*** Data provided
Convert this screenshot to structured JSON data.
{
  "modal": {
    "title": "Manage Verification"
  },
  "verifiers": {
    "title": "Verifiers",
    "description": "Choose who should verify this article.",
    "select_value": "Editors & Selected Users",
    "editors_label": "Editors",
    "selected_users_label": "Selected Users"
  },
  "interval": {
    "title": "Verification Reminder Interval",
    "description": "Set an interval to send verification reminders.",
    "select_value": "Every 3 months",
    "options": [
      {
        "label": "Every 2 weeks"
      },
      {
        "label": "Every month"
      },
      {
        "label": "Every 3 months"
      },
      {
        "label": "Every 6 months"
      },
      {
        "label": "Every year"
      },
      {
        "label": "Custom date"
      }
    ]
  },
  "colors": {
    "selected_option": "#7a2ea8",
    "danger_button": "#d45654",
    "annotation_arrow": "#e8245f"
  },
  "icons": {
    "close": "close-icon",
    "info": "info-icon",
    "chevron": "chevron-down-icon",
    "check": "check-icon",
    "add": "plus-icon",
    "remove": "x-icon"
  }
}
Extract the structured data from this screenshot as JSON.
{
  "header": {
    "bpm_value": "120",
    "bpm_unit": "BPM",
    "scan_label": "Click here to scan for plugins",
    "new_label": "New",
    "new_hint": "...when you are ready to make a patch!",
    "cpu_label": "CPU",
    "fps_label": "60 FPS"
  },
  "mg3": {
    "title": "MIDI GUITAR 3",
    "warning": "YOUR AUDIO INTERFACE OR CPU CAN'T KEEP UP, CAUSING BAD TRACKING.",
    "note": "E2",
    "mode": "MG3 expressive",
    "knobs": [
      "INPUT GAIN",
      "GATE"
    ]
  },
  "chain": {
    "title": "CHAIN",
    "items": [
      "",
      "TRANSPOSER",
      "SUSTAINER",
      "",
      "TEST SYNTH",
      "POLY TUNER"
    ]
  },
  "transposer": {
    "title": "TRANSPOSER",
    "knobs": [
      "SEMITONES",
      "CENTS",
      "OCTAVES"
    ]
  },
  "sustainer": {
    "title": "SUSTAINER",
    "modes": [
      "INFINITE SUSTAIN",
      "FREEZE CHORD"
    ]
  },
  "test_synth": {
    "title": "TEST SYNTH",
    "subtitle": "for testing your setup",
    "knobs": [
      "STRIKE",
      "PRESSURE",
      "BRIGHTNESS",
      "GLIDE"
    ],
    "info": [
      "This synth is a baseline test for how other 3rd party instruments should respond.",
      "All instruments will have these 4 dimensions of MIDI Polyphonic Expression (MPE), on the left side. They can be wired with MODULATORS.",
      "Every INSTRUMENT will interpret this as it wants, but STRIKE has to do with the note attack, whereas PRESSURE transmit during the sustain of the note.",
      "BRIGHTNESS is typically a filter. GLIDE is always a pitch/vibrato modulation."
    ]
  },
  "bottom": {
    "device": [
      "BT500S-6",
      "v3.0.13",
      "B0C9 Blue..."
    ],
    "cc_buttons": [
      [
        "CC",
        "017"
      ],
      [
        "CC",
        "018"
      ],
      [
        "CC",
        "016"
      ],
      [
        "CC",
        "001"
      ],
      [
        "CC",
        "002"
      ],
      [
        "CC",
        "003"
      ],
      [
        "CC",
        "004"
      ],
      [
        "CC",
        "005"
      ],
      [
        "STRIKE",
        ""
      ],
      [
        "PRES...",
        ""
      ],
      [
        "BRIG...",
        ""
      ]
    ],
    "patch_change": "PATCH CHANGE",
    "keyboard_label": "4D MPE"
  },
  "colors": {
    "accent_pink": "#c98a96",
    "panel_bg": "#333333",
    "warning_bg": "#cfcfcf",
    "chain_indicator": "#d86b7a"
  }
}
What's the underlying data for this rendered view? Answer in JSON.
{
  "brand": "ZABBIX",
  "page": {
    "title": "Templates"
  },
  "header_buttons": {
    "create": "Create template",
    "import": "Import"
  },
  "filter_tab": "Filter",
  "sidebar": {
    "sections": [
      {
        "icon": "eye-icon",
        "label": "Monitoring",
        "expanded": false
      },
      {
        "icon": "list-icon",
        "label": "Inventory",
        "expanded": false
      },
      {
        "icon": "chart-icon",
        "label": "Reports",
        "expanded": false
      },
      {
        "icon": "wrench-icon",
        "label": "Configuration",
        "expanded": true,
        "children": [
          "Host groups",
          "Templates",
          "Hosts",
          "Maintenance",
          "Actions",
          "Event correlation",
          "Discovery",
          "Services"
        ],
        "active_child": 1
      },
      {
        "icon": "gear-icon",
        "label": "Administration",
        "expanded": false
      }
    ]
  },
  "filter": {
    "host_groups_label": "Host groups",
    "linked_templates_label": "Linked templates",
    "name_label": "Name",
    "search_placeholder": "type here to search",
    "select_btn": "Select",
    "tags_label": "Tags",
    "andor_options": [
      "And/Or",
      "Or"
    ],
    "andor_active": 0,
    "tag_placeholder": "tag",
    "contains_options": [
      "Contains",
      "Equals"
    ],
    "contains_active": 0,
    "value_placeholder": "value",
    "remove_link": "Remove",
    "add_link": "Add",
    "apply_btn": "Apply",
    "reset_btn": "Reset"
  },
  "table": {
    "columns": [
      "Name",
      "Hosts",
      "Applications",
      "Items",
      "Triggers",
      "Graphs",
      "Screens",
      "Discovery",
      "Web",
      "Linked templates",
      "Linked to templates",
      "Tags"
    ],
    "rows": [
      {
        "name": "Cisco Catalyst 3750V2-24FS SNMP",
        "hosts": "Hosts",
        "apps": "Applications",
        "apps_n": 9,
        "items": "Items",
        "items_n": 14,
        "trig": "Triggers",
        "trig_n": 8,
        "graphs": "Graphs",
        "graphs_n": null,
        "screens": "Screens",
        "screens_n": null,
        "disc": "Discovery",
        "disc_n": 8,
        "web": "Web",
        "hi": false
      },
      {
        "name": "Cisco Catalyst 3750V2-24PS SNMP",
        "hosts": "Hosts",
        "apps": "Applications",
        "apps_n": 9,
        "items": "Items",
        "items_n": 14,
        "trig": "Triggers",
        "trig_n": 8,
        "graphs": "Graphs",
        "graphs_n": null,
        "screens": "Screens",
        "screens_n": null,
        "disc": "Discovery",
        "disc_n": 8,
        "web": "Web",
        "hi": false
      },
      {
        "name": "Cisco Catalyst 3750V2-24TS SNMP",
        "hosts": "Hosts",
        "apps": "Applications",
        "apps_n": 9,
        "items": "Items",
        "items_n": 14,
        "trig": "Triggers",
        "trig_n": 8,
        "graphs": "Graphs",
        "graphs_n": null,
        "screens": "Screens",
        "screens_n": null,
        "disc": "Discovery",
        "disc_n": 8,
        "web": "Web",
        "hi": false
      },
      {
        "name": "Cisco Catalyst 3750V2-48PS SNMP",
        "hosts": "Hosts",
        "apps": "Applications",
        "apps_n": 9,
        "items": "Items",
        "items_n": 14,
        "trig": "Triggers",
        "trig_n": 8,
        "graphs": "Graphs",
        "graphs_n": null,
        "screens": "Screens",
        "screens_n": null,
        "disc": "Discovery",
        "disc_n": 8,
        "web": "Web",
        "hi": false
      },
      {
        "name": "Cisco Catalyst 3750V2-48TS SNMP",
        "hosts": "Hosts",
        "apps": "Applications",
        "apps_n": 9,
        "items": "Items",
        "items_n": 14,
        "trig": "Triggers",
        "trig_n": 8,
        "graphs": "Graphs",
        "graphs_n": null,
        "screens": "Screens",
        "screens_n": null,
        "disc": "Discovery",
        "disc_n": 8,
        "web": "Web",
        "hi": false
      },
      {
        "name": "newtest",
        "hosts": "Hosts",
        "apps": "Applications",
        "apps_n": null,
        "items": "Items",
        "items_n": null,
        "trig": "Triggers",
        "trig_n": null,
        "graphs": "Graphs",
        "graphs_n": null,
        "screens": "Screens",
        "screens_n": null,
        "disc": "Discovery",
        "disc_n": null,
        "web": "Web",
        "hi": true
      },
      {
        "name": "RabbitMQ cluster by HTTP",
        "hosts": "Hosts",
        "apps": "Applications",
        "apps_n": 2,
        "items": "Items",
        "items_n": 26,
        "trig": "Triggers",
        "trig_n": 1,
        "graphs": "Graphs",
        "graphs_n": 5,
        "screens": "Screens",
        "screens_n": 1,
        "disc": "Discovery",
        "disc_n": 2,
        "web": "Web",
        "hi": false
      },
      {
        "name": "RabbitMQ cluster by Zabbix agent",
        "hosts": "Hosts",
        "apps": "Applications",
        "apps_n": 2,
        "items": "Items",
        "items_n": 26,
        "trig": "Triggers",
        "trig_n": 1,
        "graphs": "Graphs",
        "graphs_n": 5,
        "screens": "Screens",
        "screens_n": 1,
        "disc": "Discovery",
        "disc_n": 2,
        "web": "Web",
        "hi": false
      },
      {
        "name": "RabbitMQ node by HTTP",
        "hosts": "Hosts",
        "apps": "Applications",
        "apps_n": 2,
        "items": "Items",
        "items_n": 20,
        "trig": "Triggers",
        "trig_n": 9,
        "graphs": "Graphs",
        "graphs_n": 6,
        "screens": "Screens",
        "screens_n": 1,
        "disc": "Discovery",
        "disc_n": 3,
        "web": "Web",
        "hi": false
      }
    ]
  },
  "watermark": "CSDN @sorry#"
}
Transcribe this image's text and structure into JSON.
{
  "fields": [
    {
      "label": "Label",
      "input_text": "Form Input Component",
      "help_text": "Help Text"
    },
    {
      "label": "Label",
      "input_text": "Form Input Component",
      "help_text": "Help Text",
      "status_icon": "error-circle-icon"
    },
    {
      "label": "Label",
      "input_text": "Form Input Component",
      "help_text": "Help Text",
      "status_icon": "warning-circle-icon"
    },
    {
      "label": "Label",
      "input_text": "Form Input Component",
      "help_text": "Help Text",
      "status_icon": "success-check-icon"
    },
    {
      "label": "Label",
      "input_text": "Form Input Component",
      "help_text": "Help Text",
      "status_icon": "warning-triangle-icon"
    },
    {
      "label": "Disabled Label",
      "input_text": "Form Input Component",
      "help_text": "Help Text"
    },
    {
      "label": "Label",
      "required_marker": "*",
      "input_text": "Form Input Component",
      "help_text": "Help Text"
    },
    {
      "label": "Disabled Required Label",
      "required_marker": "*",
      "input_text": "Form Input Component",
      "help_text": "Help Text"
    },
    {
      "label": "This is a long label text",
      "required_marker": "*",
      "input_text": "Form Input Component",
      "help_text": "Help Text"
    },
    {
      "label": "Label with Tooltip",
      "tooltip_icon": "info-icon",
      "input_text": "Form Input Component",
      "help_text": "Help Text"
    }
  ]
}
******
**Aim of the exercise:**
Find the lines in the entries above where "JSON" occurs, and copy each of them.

**Task solution:**
Convert this screenshot to structured JSON data.
Extract the structured data from this screenshot as JSON.
What's the underlying data for this rendered view? Answer in JSON.
Transcribe this image's text and structure into JSON.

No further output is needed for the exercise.